  8. The values and “discounts” discussed are for illustration purposes only. There is no exact formula for determining a discount for gift and estate tax valuation. As is discussed in 3.4(e), an appraisal prepared by a qualified appraiser is the best evidence of the value of a partnership interest that is being given away.
  9. Federal tax law allows an LLC to elect (on IRS Form 8832) to be taxed as a corporation under Subchapter C or Subchapter S, but, unless such an election is made, a one-member LLC will be disregarded (i.e. treated as a sole proprietorship) for tax purposes, and a multiple-member LLC will be taxed as a partnership.
  10. The partnership agreement can include a provision requiring a minimum distribution to cover tax payments due to the IRS.
  11. Many irrevocable trusts were not intended to be grantor trusts for income tax purposes, but due to a “defect” in the drafting of the trust instrument, the trust was classified by the IRS as a grantor trust. Because of that, some people refer to an irrevocable trust that is a grantor trust as a “defective grantor trust”, and when that “defect” is intentional, the trust is sometimes called and “intentionally defective grantor trust”. This memo does not use the term “defective” because the grantor trust status is intentional.
  12. For future flexibility, the irrevocable grantor trust is designed so that the grantor trust status can be irrevocably cancelled.
  13. For the IRS’ position, see Letter Rulings 9719006, 9723009, 9725002, and 9730004. See also Malkin v. Commissioner, TC Memo 2009-212 (2009).
  14. Helveringv. Hutchings, 312 U.S. 393 (1941) began the indirect gift concept, and Robinettev. Helvering, 318 U.S. 184; 30 AFTR 384 (1943) began the gift-on-formation doctrine. See also Shepherd v. Commissioner, 115 TC 376 and Reg. § 25.2511-1(h)(1).
  15. Strangi v. Commissioner, 115 TC 478; aff’d by 239 F.3d 279 (5th Cir. 2002).

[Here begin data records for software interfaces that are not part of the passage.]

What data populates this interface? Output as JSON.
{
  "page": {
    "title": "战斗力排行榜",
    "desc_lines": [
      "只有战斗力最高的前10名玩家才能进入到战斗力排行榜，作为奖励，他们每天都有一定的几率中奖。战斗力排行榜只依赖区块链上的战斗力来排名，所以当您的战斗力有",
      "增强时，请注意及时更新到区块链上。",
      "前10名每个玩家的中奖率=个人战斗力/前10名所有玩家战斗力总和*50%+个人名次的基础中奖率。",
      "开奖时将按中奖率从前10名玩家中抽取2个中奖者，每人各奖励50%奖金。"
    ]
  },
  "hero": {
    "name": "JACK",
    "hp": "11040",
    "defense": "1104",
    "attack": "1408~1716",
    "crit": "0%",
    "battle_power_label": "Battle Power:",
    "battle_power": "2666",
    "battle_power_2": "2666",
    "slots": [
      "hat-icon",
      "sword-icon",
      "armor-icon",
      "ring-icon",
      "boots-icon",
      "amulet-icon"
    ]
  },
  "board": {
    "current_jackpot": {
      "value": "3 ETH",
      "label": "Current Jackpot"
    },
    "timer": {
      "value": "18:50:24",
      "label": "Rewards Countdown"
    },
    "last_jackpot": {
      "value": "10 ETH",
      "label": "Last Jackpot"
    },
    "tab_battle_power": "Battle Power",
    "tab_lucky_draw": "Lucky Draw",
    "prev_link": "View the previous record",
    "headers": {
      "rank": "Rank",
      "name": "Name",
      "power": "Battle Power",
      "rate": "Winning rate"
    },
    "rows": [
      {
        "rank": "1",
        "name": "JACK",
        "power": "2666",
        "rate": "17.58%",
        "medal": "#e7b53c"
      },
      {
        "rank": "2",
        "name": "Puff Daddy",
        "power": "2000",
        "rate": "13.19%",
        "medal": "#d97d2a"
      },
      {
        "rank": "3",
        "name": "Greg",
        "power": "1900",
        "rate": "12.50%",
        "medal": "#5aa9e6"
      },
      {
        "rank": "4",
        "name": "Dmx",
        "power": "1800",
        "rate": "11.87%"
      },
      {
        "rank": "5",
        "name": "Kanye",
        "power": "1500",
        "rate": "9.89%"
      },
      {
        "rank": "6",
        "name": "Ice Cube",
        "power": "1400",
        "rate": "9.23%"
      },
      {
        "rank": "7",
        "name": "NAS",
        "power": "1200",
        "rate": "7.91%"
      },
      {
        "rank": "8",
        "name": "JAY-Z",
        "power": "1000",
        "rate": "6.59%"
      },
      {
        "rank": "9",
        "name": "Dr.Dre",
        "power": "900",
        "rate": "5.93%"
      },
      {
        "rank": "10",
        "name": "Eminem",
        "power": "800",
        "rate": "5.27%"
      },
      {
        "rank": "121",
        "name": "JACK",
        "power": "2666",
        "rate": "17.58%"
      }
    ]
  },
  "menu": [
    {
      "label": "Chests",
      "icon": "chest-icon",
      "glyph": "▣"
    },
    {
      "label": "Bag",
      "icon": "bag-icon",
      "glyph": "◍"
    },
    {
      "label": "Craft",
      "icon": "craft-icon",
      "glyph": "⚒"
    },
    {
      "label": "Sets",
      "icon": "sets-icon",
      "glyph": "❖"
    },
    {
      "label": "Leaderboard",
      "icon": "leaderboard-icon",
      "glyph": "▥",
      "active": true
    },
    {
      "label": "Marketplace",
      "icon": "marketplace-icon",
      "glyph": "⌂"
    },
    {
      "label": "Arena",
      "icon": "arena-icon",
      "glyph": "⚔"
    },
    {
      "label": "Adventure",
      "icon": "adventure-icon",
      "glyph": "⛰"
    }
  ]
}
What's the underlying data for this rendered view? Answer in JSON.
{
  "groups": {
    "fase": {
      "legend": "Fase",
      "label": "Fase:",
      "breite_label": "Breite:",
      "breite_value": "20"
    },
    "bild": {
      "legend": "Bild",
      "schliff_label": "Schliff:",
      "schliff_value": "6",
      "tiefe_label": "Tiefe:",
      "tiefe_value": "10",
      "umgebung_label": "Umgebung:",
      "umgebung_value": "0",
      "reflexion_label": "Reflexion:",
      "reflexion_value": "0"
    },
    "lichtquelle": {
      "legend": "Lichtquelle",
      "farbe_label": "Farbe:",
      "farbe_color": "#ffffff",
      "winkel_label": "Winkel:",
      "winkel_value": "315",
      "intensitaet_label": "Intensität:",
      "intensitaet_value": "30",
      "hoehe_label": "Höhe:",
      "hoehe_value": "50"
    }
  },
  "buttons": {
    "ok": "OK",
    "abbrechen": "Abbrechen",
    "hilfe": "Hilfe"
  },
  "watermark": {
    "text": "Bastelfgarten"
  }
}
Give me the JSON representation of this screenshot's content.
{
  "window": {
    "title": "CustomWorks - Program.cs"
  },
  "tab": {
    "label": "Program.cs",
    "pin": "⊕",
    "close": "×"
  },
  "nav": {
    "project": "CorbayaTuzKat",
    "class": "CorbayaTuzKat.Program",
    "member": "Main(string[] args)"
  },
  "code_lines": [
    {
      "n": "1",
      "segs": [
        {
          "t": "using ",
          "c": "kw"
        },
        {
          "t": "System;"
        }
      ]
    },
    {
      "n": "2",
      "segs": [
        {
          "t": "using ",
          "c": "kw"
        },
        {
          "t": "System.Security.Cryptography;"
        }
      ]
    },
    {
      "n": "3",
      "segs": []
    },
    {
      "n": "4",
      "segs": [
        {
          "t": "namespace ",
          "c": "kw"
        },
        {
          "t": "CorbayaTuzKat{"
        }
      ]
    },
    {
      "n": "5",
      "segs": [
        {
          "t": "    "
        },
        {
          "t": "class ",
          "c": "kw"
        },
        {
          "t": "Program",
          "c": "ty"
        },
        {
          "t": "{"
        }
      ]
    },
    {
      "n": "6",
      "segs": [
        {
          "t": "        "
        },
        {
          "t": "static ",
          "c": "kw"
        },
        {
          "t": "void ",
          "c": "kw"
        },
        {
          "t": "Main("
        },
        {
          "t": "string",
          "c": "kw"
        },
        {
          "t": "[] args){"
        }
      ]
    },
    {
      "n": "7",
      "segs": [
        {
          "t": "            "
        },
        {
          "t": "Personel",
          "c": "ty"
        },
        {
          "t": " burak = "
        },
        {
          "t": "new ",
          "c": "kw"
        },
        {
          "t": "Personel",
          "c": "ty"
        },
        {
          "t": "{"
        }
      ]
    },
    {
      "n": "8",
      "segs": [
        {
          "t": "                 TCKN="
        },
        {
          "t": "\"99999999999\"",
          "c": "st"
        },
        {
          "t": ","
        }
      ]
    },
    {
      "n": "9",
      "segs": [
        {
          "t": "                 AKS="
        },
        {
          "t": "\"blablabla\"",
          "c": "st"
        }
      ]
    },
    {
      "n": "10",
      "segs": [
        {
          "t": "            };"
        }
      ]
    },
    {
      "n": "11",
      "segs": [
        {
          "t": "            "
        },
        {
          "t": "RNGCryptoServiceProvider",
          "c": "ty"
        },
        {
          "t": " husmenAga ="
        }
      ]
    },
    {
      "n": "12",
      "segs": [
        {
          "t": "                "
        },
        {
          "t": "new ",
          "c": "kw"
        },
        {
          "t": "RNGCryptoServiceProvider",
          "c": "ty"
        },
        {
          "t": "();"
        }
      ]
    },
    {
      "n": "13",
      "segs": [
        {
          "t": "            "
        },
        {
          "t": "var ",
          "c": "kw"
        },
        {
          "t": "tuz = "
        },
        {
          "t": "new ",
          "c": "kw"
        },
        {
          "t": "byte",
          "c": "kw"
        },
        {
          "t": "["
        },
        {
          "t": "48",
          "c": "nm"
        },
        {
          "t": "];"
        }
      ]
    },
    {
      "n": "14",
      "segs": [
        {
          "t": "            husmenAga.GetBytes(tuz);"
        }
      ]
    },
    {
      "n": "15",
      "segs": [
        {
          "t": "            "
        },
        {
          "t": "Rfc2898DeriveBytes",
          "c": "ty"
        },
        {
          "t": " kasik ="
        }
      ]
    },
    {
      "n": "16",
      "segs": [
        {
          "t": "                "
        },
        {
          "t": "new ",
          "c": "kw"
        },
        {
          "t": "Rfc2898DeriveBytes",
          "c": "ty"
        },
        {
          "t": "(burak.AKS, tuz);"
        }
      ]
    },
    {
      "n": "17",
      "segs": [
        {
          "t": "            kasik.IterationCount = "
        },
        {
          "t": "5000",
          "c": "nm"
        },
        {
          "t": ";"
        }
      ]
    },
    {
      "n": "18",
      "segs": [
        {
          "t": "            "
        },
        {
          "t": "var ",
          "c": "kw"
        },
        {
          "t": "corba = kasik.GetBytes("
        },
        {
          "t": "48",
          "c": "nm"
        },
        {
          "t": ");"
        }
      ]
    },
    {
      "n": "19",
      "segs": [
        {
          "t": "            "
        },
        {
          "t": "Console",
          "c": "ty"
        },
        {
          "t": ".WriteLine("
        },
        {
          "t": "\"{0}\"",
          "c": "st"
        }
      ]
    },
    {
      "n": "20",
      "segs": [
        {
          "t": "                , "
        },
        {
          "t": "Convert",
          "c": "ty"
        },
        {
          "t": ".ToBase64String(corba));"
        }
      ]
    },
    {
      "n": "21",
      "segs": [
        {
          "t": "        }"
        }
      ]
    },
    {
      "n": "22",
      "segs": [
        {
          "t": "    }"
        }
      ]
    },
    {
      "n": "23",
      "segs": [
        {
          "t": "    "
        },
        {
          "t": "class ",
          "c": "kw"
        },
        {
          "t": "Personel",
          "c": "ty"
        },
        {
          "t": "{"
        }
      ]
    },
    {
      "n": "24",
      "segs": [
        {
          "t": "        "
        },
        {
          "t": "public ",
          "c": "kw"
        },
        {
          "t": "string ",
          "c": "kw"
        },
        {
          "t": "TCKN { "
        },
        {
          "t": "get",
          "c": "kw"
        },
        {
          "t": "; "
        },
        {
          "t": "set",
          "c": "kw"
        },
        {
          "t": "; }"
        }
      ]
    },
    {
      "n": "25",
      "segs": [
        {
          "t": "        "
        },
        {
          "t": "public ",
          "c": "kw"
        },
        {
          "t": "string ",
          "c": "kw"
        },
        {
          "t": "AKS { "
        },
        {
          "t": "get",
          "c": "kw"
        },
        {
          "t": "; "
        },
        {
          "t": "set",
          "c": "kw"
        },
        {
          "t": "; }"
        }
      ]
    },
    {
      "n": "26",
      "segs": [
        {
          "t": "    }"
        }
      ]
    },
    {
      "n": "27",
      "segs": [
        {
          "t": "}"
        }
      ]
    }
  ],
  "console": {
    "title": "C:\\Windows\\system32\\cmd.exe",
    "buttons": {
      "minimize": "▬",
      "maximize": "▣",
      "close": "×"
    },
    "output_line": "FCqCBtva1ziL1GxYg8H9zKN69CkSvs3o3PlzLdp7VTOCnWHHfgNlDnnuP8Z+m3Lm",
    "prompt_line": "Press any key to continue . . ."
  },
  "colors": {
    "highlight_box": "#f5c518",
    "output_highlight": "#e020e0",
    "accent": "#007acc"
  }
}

  16. See Hackl v. Commissioner, 118 T.C. 279, 294 (2002), aff’d 335 F.3d 664 (7th Cir. 2003) and Price v. Commissioner, T.C. Memo 2010-2 (January 4, 2010).